• [Action item]
Determine how many lines of the material below include "Categories", and reply with that number alone.

• [Data for this exercise]
----
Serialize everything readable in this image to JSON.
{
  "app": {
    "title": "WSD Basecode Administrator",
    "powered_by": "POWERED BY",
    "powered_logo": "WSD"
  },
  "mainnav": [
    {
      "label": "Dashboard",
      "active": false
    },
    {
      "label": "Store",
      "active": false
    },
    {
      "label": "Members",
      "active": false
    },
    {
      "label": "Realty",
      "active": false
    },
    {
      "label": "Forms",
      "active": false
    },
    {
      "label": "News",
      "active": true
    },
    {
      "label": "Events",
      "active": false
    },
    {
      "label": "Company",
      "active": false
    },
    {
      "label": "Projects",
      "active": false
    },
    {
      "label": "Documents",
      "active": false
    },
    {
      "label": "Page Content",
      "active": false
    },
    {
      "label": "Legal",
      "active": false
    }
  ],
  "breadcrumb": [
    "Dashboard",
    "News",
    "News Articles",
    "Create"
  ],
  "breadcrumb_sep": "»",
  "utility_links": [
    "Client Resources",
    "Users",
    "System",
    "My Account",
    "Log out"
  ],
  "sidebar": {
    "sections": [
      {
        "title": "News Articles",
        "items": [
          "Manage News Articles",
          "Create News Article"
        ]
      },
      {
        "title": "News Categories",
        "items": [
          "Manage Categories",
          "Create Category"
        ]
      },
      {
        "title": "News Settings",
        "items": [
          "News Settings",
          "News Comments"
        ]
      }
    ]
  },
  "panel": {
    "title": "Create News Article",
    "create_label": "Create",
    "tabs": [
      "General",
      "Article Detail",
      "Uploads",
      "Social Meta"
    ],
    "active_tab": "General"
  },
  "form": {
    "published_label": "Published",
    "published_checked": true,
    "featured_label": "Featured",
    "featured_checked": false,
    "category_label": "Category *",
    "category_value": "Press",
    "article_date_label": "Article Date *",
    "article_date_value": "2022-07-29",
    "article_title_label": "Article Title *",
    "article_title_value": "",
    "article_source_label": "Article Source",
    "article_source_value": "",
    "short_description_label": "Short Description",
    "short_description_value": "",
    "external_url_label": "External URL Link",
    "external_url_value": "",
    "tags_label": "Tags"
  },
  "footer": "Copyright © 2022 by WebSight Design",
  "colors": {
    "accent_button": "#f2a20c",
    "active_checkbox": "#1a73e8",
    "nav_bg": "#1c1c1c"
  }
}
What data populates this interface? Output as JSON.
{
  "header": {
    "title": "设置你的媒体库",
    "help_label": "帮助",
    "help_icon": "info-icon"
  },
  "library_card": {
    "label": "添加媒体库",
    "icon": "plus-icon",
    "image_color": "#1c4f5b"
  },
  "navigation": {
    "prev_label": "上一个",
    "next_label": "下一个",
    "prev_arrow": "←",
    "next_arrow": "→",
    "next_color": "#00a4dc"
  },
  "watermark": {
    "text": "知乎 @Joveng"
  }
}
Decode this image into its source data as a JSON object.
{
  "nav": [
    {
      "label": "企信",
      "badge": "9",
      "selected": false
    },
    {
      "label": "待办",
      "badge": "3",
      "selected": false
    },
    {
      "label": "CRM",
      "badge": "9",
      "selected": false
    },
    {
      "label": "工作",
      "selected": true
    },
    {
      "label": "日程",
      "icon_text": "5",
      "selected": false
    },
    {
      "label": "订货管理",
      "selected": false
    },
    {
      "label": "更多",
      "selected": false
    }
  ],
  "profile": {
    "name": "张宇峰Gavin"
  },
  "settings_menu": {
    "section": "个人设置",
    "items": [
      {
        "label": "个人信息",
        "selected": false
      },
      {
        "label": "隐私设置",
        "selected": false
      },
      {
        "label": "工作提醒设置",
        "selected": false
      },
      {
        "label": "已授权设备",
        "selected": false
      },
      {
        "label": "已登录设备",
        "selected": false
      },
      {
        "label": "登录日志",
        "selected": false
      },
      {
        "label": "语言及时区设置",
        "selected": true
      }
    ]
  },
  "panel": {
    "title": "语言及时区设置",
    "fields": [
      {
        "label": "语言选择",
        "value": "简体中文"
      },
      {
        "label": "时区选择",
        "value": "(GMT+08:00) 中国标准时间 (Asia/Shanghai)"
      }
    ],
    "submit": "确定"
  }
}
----
• [Exercise result]
2